StemGenex Biologic Laboratories recently drew a warning letter from the U.S. Food and Drug Administration over manufacturing practices and the marketing of an unapproved stem cell therapy.

The FDA letter stated San Diego-based StemGenex pitched its product for life-threatening conditions like Alzheimer’s disease despite being without a license or requisite approval. The company does what’s called stromal vascular fraction, or SVF, a type of stem cell therapy in which stem cells are harvested from body fat.

In addition, an FDA inspection in January found “deviations from current good manufacturing practice requirements, including some that could lead microbial contamination, putting patients at risk,” the FDA said in a Nov. 13 news release.

The FDA in the last year has sought to target bad actors in regenerative medicine.

“The potential health benefits of regenerative medicine have spurred major progress in stem-cell biology over the past several decades. But we continue to see bad actors exploit the scientific promise of this field to mislead vulnerable patients into believing they’re being given safe, effective treatments; when instead these stem cell producers are leveraging the field’s hype to push unapproved, unproven, illegal, and potentially unsafe products,” FDA Commissioner Scott Gottlieb said in the news release.

The FDA stated StemGenex’s SVF product is only in the development stage.

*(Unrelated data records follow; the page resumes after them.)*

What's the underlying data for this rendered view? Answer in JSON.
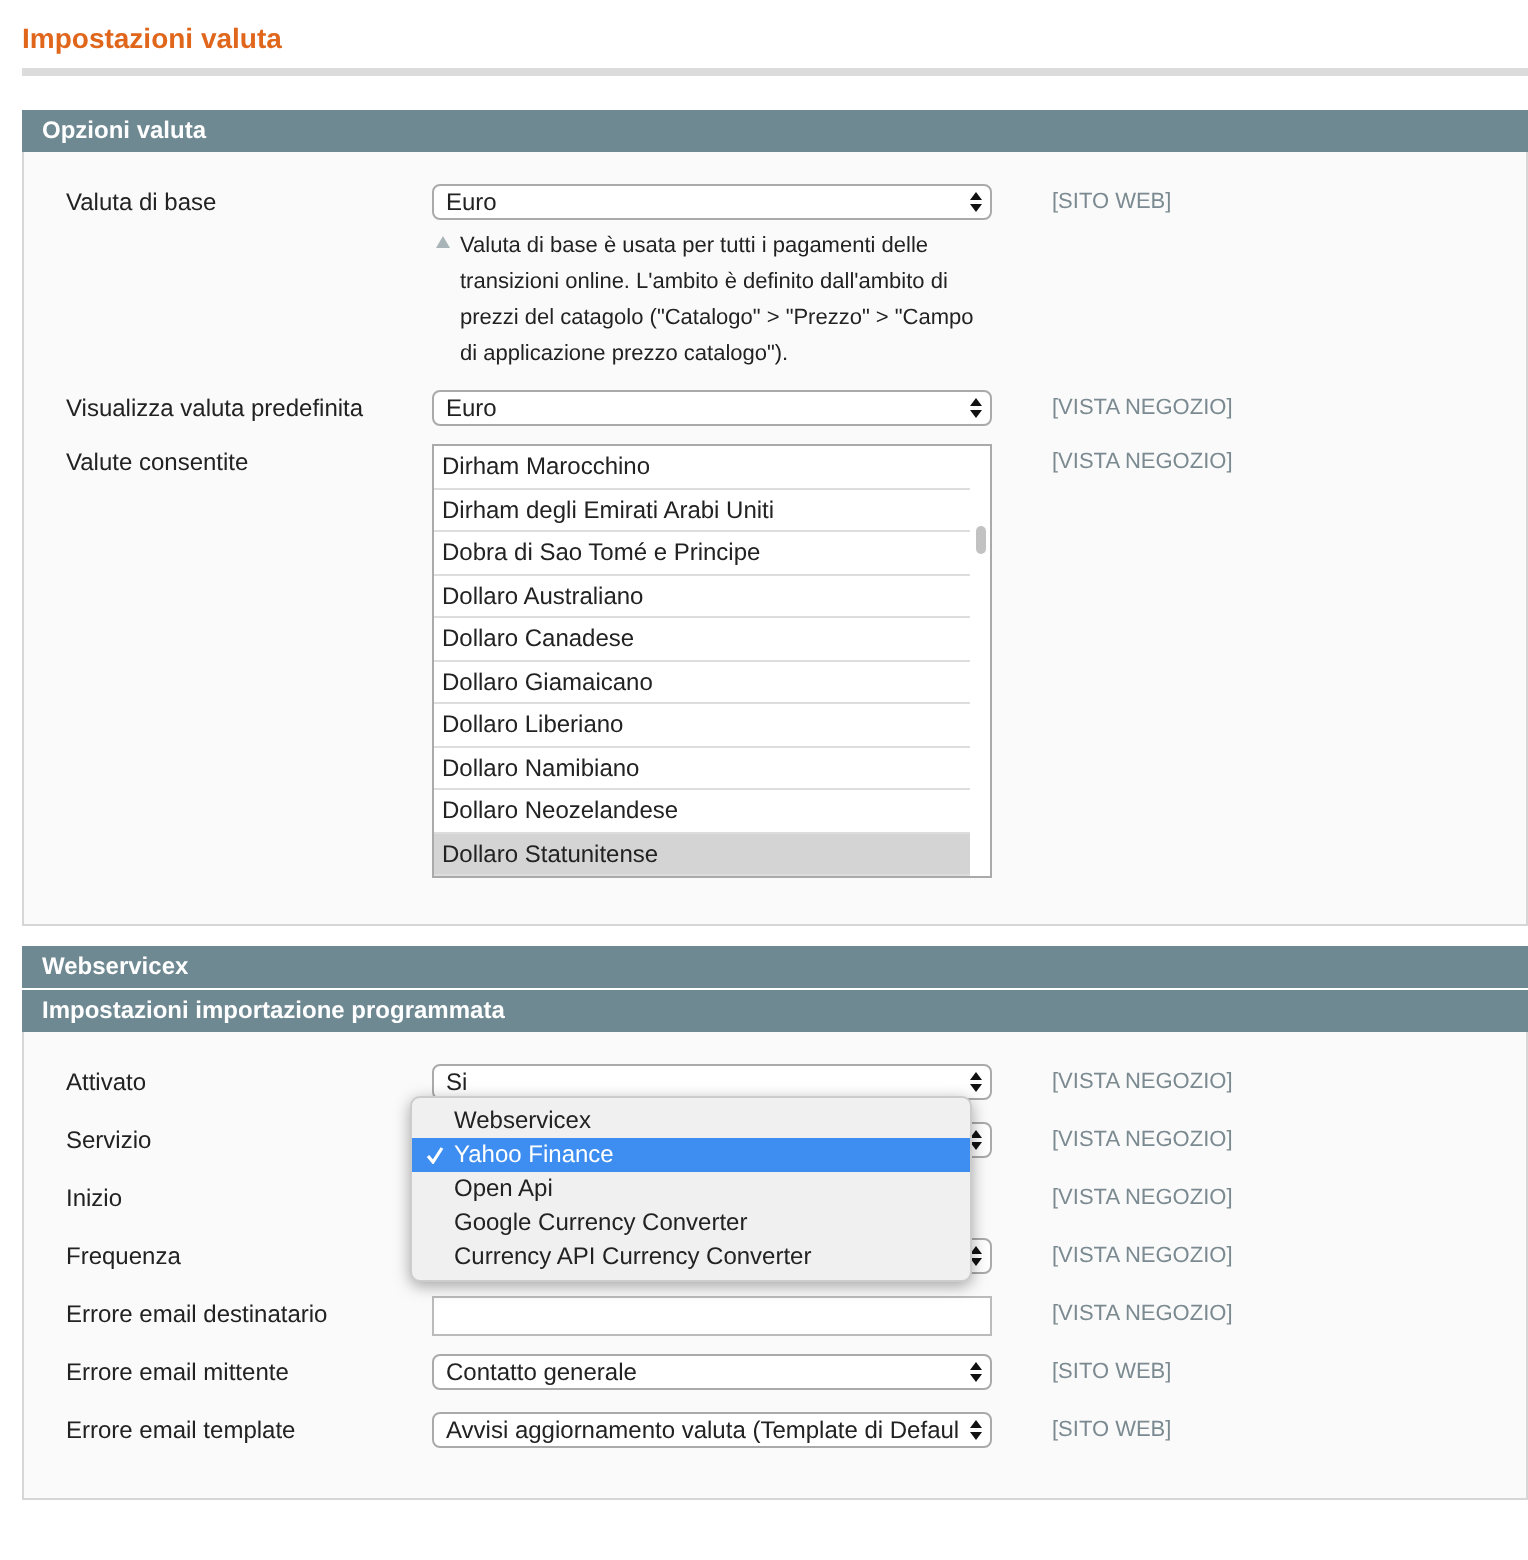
{
  "page_title": "Impostazioni valuta",
  "sections": [
    {
      "headers": [
        "Opzioni valuta"
      ],
      "rows": [
        {
          "kind": "select",
          "label": "Valuta di base",
          "value": "Euro",
          "scope": "[SITO WEB]",
          "note": "Valuta di base è usata per tutti i pagamenti delle transizioni online. L'ambito è definito dall'ambito di prezzi del catagolo (\"Catalogo\" > \"Prezzo\" > \"Campo di applicazione prezzo catalogo\")."
        },
        {
          "kind": "select",
          "label": "Visualizza valuta predefinita",
          "value": "Euro",
          "scope": "[VISTA NEGOZIO]"
        },
        {
          "kind": "listbox",
          "label": "Valute consentite",
          "scope": "[VISTA NEGOZIO]",
          "options": [
            {
              "label": "Dirham Marocchino",
              "selected": false
            },
            {
              "label": "Dirham degli Emirati Arabi Uniti",
              "selected": false
            },
            {
              "label": "Dobra di Sao Tomé e Principe",
              "selected": false
            },
            {
              "label": "Dollaro Australiano",
              "selected": false
            },
            {
              "label": "Dollaro Canadese",
              "selected": false
            },
            {
              "label": "Dollaro Giamaicano",
              "selected": false
            },
            {
              "label": "Dollaro Liberiano",
              "selected": false
            },
            {
              "label": "Dollaro Namibiano",
              "selected": false
            },
            {
              "label": "Dollaro Neozelandese",
              "selected": false
            },
            {
              "label": "Dollaro Statunitense",
              "selected": true
            }
          ]
        }
      ]
    },
    {
      "headers": [
        "Webservicex",
        "Impostazioni importazione programmata"
      ],
      "rows": [
        {
          "kind": "select",
          "label": "Attivato",
          "value": "Si",
          "scope": "[VISTA NEGOZIO]"
        },
        {
          "kind": "select",
          "label": "Servizio",
          "scope": "[VISTA NEGOZIO]",
          "open_menu": [
            {
              "label": "Webservicex",
              "selected": false
            },
            {
              "label": "Yahoo Finance",
              "selected": true
            },
            {
              "label": "Open Api",
              "selected": false
            },
            {
              "label": "Google Currency Converter",
              "selected": false
            },
            {
              "label": "Currency API Currency Converter",
              "selected": false
            }
          ]
        },
        {
          "kind": "none",
          "label": "Inizio",
          "scope": "[VISTA NEGOZIO]"
        },
        {
          "kind": "select",
          "label": "Frequenza",
          "scope": "[VISTA NEGOZIO]"
        },
        {
          "kind": "text",
          "label": "Errore email destinatario",
          "scope": "[VISTA NEGOZIO]"
        },
        {
          "kind": "select",
          "label": "Errore email mittente",
          "value": "Contatto generale",
          "scope": "[SITO WEB]"
        },
        {
          "kind": "select",
          "label": "Errore email template",
          "value": "Avvisi aggiornamento valuta (Template di Defaul",
          "scope": "[SITO WEB]"
        }
      ]
    }
  ]
}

The company must obtain a valid biologics license for marketing and complete an investigational new drug application for use in humans, according to the agency.

StemGenex did not immediately return a request to comment.